Recognizing at least some of this, successive American administrations have sought to make progress toward resolving the Arab-Israel conflict, or at least, encourage negotiations to relieve tensions. There have been periods when progress has been made - agreement on United Nations security Council Resolution 242 after the 1967 war, the three partial agreements negotiated by Henry Kissinger (secretary of State 1973-77) following the 1973 war, Camp David, and the Egypt-Israel peace treaty during the Carter Administration, President George H.W. Bush and secretary of State James Baker bringing the parties to Madrid in 1991, and President Bill Clinton's effort in the last year of his presidency to resolve issues in an Israeli-Palestinian peace settlement. But there were also long periods when our efforts have been feeble, inconsistent, and readily abandoned in the face of difficulties, whether caused by impediments to the negotiations, or by perceived electoral disadvantages at home. As the result of the latter, our political campaigns, even the two-year US House of Representatives cycle, have generally been seen as periods when a strong policy on this issue was out of the question. Forever hopeful, presidents arrive in office seeking the magic bullet - a negotiating formula that hasn't been tried before, the presidential emissary with the golden touch - that would create a breakthrough and save them from having to invest major political capital in the effort (the only magic bullet that ever came along to help the United States, was Egyptian President Anwar Sadat). Frustrated at the frontal approach, we have tried flanking movements, such as initiatives on water and the refugee problem, on reaching understandings about arms control and nuclear development, and various schemes promoting economic cooperation. None of these has borne fruit.

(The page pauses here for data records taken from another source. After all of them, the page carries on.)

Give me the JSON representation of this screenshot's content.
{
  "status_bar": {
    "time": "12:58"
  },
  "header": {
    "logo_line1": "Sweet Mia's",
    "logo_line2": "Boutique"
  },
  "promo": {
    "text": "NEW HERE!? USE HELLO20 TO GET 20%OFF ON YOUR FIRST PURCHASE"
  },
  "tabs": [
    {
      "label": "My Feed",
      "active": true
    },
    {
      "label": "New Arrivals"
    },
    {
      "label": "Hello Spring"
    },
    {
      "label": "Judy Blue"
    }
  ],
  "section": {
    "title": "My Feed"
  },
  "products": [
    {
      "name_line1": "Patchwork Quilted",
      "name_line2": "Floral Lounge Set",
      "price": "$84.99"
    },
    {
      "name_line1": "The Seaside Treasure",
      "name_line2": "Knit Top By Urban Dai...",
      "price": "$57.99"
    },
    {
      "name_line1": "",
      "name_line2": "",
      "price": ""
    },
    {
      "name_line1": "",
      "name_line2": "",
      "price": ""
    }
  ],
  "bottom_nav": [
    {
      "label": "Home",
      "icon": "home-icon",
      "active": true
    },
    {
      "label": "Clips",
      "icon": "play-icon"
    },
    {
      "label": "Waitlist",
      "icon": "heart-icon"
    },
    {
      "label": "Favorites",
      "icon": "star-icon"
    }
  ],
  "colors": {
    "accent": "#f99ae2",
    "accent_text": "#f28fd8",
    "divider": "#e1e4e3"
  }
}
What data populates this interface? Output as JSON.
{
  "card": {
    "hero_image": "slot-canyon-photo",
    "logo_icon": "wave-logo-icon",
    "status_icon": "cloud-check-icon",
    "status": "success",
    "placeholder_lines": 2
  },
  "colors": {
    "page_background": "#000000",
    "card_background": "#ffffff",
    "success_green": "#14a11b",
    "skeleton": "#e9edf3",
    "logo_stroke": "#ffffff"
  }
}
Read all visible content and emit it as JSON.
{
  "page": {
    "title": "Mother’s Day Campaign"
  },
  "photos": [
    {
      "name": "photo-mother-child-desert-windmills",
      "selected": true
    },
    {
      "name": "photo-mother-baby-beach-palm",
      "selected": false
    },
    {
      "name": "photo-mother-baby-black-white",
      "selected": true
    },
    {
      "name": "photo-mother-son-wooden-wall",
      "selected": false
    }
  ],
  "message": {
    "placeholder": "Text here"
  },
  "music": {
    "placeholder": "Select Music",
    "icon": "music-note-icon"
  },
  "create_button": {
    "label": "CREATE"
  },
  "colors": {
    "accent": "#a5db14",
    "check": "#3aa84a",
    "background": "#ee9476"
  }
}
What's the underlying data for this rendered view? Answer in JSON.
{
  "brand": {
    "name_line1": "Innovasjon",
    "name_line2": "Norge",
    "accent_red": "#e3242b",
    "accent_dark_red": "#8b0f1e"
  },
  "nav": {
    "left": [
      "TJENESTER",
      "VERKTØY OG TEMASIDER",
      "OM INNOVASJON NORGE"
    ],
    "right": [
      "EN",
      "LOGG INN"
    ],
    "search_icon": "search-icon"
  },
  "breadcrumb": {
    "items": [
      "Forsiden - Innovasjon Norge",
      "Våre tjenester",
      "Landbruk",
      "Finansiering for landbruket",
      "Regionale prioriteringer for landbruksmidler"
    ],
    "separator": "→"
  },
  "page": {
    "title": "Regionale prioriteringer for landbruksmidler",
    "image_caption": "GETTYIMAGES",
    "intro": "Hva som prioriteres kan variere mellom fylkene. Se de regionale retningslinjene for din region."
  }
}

When the outlook for conflict resolution appeared bleak, we have also sought to divert the Arabs from their dissatisfaction by persuading them that geopolitical considerations - resisting the expansion of Soviet influence, and more recently Islamic extremism - were more important than the Arab-Israel conflict. …